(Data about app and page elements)
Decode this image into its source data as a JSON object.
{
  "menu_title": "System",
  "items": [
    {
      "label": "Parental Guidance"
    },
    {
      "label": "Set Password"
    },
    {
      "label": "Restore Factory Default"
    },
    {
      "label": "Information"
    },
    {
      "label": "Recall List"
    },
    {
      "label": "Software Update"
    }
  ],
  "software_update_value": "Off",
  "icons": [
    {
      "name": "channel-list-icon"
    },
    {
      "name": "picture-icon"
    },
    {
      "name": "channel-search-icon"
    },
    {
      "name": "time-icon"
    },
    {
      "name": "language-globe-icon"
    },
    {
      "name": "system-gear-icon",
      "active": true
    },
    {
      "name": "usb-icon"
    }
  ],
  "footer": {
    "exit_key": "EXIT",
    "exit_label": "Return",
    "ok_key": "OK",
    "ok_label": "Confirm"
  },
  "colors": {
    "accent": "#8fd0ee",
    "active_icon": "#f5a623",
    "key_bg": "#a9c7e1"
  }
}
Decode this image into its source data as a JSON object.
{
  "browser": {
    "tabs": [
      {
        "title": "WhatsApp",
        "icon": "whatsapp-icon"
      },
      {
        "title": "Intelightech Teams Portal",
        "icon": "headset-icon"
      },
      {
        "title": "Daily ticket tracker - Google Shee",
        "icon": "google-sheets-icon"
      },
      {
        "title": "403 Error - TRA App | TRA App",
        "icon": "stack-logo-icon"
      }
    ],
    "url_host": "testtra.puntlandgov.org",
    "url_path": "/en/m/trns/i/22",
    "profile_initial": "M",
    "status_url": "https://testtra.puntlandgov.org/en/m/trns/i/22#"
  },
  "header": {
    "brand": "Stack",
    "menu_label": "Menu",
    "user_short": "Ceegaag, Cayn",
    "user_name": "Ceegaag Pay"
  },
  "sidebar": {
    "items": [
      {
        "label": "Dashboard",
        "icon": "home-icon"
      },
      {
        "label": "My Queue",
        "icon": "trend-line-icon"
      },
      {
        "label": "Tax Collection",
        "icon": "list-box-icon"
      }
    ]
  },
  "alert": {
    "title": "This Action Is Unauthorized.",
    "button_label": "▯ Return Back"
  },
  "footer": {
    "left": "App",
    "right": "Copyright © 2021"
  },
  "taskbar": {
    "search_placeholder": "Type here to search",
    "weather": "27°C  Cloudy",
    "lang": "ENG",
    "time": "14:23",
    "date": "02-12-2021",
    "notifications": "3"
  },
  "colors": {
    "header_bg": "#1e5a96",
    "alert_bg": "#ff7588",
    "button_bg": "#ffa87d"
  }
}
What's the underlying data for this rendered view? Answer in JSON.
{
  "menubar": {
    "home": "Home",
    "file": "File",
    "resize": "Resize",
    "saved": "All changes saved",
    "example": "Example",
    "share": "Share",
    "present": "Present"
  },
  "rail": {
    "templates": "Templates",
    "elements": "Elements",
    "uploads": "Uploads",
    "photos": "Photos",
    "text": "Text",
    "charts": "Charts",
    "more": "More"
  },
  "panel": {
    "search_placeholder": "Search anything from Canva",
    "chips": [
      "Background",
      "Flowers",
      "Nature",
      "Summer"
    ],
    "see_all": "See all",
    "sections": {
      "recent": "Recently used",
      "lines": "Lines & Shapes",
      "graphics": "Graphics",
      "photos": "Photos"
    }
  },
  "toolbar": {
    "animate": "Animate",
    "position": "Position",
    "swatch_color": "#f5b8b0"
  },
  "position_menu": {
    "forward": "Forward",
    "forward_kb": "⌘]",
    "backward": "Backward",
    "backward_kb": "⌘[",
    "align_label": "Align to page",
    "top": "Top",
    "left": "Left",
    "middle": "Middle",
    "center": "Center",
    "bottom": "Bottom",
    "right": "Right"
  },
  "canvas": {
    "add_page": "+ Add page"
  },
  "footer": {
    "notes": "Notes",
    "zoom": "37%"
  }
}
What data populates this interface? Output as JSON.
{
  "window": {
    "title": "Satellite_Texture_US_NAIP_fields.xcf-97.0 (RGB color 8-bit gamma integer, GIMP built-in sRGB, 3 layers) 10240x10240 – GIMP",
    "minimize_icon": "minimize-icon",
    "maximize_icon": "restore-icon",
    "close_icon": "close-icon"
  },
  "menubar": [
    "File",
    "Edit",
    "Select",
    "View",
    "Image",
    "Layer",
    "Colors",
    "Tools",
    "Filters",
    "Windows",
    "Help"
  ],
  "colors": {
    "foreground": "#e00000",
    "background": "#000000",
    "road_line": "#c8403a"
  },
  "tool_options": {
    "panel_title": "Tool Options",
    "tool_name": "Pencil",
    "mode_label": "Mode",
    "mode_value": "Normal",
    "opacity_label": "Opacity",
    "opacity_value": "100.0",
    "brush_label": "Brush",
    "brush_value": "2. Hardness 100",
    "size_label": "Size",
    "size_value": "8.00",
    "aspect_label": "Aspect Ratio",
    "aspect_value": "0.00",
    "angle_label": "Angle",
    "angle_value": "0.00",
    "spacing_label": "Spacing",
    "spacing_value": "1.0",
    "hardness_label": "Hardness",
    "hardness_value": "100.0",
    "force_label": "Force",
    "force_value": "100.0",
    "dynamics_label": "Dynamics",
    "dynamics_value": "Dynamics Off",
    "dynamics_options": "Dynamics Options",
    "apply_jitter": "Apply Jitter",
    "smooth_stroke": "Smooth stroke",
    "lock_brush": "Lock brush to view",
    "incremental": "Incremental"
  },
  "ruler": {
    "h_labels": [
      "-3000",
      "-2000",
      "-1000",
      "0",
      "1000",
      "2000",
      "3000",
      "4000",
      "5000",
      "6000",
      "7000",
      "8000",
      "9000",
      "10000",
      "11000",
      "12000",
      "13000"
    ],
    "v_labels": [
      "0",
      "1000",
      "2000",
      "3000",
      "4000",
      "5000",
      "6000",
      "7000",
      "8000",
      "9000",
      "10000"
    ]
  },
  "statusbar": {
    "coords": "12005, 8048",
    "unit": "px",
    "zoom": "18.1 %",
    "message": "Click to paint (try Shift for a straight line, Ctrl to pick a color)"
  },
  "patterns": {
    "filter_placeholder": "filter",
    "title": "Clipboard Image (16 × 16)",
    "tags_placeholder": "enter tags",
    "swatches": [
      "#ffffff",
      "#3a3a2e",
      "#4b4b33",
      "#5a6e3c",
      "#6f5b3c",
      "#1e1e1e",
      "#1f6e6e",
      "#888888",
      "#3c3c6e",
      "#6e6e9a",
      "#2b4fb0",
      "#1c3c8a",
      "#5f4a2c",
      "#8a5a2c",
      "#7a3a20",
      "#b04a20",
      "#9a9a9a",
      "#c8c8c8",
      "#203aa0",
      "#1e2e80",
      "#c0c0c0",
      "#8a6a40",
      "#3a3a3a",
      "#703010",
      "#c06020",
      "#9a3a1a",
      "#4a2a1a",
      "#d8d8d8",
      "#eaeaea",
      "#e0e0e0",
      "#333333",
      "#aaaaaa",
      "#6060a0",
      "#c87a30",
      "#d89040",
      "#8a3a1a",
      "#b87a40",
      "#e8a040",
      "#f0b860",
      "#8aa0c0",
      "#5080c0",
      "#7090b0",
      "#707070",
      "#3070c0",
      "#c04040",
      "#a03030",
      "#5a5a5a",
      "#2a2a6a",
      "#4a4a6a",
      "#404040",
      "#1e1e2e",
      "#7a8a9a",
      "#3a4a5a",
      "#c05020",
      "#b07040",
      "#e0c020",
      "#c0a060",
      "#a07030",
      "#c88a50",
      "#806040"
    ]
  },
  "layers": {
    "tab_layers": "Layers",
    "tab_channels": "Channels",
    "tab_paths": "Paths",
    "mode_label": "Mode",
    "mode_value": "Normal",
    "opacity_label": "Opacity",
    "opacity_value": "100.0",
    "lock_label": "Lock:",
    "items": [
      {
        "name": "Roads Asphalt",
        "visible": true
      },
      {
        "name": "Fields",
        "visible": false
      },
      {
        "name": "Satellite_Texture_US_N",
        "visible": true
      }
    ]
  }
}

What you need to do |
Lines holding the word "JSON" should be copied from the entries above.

Result below |
Decode this image into its source data as a JSON object.
Decode this image into its source data as a JSON object.
What's the underlying data for this rendered view? Answer in JSON.
What data populates this interface? Output as JSON.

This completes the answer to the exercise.